IcedID malware branches out
In September 2017, IcedID was first spotted in the wild. The malware was being used in phishing schemes, and if the unsuspecting user downloaded it onto their system, it would go to work stealing bank credentials. One of its ruses was putting up a lookalike bank app login page, which would capture the user’s credentials as soon as they entered them. Another ruse was adding fields to legitimate online pages to prompt users into giving out more info than they would otherwise.
IBM Security has been studying the malware since its first appearance, and this past November they found it active in a new endeavor — stealing payment credentials for online retailers. They grab the user’s payment info, then make purchases in various online shops with it. The fact that IcedID is still using the banking ruse leads some cybersecurity experts to speculate that it is also being sold as malware-as-a-service. While it could be the same cybergang using it to steal bank credentials AND e-tail payment credentials, experts believe it is more likely that the malware was sold to other criminal groups to be used for their own purposes. IBM Security expects we will be seeing more of IcedID throughout 2019.

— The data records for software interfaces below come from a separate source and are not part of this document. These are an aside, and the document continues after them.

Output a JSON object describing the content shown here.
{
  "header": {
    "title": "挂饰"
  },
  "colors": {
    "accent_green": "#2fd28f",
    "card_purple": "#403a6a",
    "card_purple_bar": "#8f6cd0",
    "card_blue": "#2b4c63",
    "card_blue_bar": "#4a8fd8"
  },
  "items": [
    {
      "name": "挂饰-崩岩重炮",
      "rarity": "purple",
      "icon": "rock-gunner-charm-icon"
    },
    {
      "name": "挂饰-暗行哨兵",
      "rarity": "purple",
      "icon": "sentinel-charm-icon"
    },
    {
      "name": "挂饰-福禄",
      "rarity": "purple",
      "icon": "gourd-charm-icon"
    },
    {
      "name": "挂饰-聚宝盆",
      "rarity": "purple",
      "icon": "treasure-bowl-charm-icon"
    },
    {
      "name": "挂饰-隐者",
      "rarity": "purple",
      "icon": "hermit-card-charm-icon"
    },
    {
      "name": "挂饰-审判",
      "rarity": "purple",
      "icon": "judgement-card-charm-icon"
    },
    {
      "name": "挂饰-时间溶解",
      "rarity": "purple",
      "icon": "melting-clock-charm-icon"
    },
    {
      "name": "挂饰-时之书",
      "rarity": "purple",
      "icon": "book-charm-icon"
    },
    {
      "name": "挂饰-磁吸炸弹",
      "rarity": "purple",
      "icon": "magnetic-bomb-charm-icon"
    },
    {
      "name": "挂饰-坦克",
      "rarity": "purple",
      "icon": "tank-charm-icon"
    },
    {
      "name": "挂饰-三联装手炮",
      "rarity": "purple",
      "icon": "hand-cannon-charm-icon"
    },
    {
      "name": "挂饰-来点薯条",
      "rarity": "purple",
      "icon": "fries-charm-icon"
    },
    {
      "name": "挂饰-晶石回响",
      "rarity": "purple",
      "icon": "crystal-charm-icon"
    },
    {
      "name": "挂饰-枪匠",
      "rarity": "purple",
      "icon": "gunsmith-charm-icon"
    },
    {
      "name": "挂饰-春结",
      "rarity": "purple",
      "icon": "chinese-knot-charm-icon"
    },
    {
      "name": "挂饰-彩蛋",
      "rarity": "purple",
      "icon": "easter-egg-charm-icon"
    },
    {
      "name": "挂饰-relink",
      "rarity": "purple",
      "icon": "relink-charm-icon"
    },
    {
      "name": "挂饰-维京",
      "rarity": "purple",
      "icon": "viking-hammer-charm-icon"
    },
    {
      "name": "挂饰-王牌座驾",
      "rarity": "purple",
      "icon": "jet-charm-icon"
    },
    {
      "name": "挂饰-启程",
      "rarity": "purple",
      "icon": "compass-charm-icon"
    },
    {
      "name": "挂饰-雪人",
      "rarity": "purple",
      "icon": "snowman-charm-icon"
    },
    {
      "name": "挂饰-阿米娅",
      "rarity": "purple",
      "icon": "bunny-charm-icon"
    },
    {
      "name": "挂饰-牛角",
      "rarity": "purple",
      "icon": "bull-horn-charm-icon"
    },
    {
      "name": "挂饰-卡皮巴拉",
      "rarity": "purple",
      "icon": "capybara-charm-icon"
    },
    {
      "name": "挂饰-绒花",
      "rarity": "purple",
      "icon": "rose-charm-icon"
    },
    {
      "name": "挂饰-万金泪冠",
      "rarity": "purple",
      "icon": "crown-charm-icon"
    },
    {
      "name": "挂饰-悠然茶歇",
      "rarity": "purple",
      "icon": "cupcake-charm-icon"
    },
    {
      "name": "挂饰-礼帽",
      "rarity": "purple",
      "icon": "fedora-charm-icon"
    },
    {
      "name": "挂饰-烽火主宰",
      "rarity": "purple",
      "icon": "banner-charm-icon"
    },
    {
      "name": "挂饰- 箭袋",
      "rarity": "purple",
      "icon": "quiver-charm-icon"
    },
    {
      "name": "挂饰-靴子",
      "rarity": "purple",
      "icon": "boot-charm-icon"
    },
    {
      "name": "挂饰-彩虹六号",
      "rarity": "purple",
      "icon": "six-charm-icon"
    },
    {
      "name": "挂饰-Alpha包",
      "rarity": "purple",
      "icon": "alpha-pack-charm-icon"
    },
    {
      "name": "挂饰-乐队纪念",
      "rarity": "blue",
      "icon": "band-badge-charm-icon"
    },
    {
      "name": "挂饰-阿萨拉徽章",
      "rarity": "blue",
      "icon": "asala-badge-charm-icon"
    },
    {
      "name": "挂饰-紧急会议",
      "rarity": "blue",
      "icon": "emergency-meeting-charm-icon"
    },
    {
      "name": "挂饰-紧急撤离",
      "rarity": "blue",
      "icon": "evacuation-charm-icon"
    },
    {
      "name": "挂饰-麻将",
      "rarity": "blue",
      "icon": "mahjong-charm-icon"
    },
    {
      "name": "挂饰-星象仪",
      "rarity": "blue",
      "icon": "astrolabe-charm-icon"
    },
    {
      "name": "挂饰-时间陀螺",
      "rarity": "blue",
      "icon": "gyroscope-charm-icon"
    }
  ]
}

Siri Shortcuts at risk
Last September, Apple introduced Siri Shortcuts with iOS 12. The feature allows users to trigger Apple’s digital assistant to perform a multi-layered task, often involving a third-party app, with one simple verbal command. IBM Security reports that this feature and its associated app could be compromised with malicious intent, as shortcuts are essentially a chain of commands given to one’s device. Users share shortcuts through the cloud, so it’s possible someone could be fooled into downloading a phony shortcut. Once inside the user’s system, the malware could perform a multitude of malicious tasks, including wreaking havoc on the device’s settings, such as brightness, sound, vibration, and flashlight mode. It could also possibly speak a ransom note, in Siri’s own voice, directing the user how to make the ransom payment. The researchers did not say the malware would have the ability to truly lock up files, but they said it could certainly pretend to be holding the user’s data in check, functioning as “scareware.” Also, the malware would have easy access to the user’s contact list, and could send emails pretending to be from the user, infecting exponentially more as its contact lists grow.
Cybergang APT10 attacks another cloud service

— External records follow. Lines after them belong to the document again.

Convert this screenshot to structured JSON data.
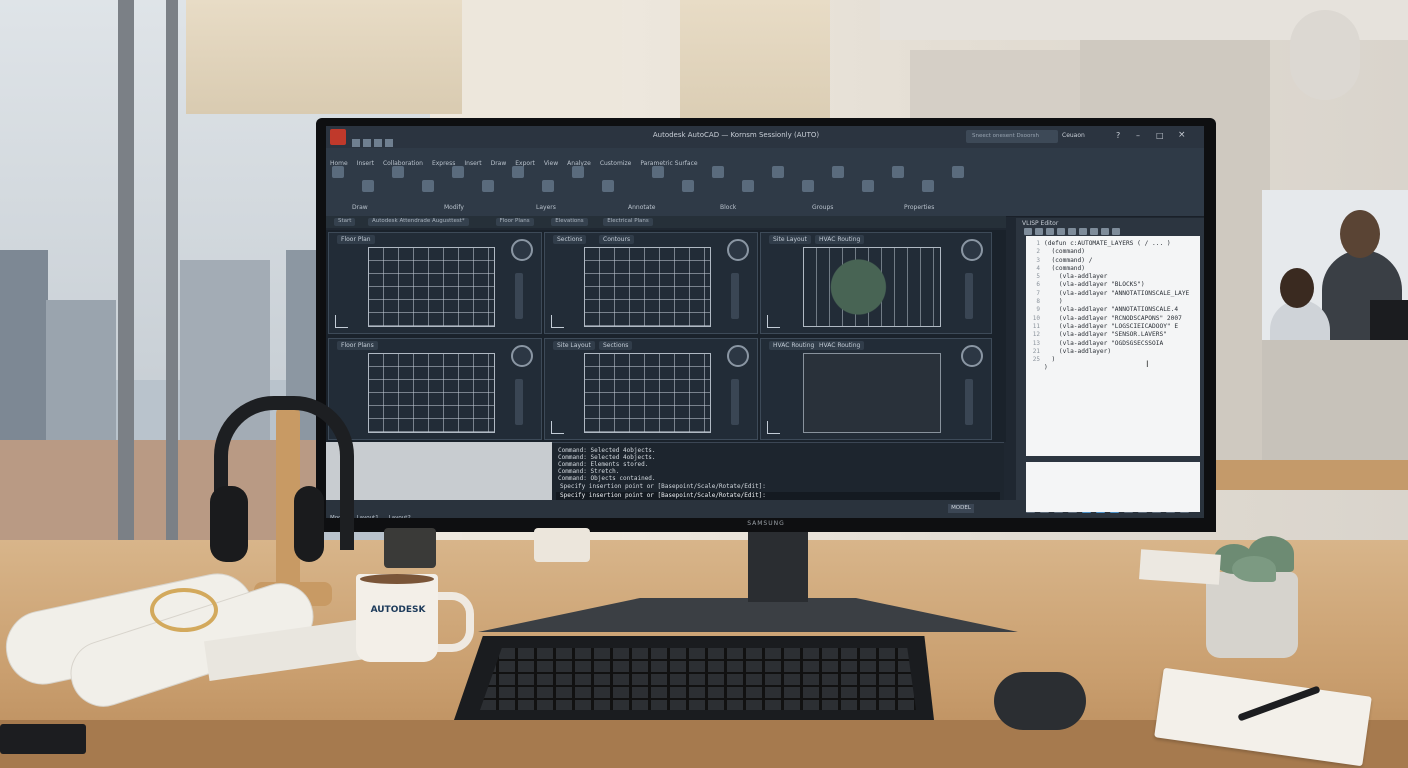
{
  "scene": "Office desk with curved ultrawide monitor running AutoCAD",
  "app": {
    "title": "Autodesk AutoCAD — Kornsm Sessionly (AUTO)",
    "search_placeholder": "Sneect onesent Dsoorsh",
    "user": "Ceuaon",
    "ribbon_tabs": [
      "Home",
      "Insert",
      "Collaboration",
      "Express",
      "Insert",
      "Draw",
      "Export",
      "View",
      "Analyze",
      "Customize",
      "Parametric Surface"
    ],
    "ribbon_groups": [
      "Draw",
      "Modify",
      "Layers",
      "Annotate",
      "Block",
      "Groups",
      "Properties"
    ],
    "file_tabs": [
      "Start",
      "Autodesk Attendrade Augusttest*",
      "Floor Plans",
      "Elevations",
      "Electrical Plans"
    ],
    "viewports": [
      {
        "label": "Floor Plan"
      },
      {
        "label": "Sections"
      },
      {
        "label": "Site Layout"
      },
      {
        "label": "Sections"
      },
      {
        "label": "Contours"
      },
      {
        "label": "HVAC Routing"
      },
      {
        "label": "Floor Plans"
      },
      {
        "label": "Site Layout"
      },
      {
        "label": "Sections"
      },
      {
        "label": "HVAC Routing"
      },
      {
        "label": "HVAC Routing"
      }
    ],
    "command_history": [
      "Command: Selected 4objects.",
      "Command: Selected 4objects.",
      "Command: Elements stored.",
      "Command: Stretch.",
      "Command: Objects contained."
    ],
    "command_prompt": "Specify insertion point or [Basepoint/Scale/Rotate/Edit]:",
    "command_input": "Specify insertion point or [Basepoint/Scale/Rotate/Edit]:",
    "layout_tabs": [
      "Model",
      "Layout1",
      "Layout2"
    ],
    "status_model": "MODEL",
    "editor": {
      "title": "VLISP Editor",
      "line_numbers": [
        "1",
        "2",
        "3",
        "4",
        "5",
        "6",
        "7",
        "8",
        "9",
        "10",
        "11",
        "12",
        "13",
        "21",
        "25"
      ],
      "code_lines": [
        "(defun c:AUTOMATE_LAYERS ( / ... )",
        "  (command)",
        "  (command) /",
        "  (command)",
        "    (vla-addlayer",
        "    (vla-addlayer \"BLOCKS\")",
        "    (vla-addlayer \"ANNOTATIONSCALE_LAYE",
        "    )",
        "    (vla-addlayer \"ANNOTATIONSCALE.4",
        "    (vla-addlayer \"RCNODSCAPONS\" 2007",
        "    (vla-addlayer \"LOGSCIEICADOOY\" E",
        "    (vla-addlayer \"SENSOR.LAVERS\"",
        "    (vla-addlayer \"OGDSGSECSSOIA",
        "    (vla-addlayer)",
        "  )",
        ")"
      ]
    }
  },
  "monitor_brand": "SAMSUNG",
  "mug_text": "AUTODESK",
  "colors": {
    "ui_bg": "#1f2731",
    "ribbon": "#2f3a47",
    "drawing_bg": "#222c37",
    "desk": "#c99e6e"
  }
}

The Norwegian cloud-based software provider Visma joins at least nine other cloud services, including IBM and HPE, in the distinction of having been attacked by the Chinese nation-state cybergang APT10. The hackers successfully breached Visma last August using stolen credentials to log in to the software client Visma employees use to access the internal company network. Once inside, the hackers launched two malware programs designed to gather as much Visma data as possible. Fortunately, the attack was detected early enough that the hackers did not have the time to burrow into Visma’s customers’ internal networks.
Tracing the type of hardware compromised and the techniques used, cybersecurity researchers released a report this week that APT10 was also behind the hack of a US law firm that deals with Chinese companies and an international apparel company. In December 2018, the FBI charged two Chinese nationals who they believed were part of APT10 with 45 hacking instances in the United States as well as other cyberattacks around the globe. The Beijing government denies all accusations.
Avast named Product of the Year 2018
It’s with no small amount of joy that we get to report on ourselves this week. Independent test lab AV-Comparatives has awarded Avast Free Antivirus the grand title of Product of the Year.
The software won the award for scoring the highest average across all categories in the lab’s 2018 Public Main Test Series, which challenges the software with thousands of real-world malware samples and assesses its performance impact on the system as a whole. Read the full AV-Comparatives annual report, and while you’re at it, check out our award-winning free virus protection.
“AV-Comparatives is one of the most prestigious test labs in the security industry,” comments Luis Corrons, Security Evangelist for Avast. “Receiving the top award that this independent test lab gives – and after a full year of intensive tests – is a great validation of all the efforts we make to live up our mission – to protect our users’ digital lives by keeping them safe and secure online, always.”
Avast is a global leader in cybersecurity, protecting hundreds of millions of users around the world. Protect all of your devices with award-winning free antivirus. Safeguard your privacy and encrypt your online connection with SecureLine VPN.
*** This is a Security Bloggers Network syndicated blog from Blog | Avast EN authored by Avast Blog. Read the original post at: https://blog.avast.com/icedid-targets-etailers-and-siri-flaw-found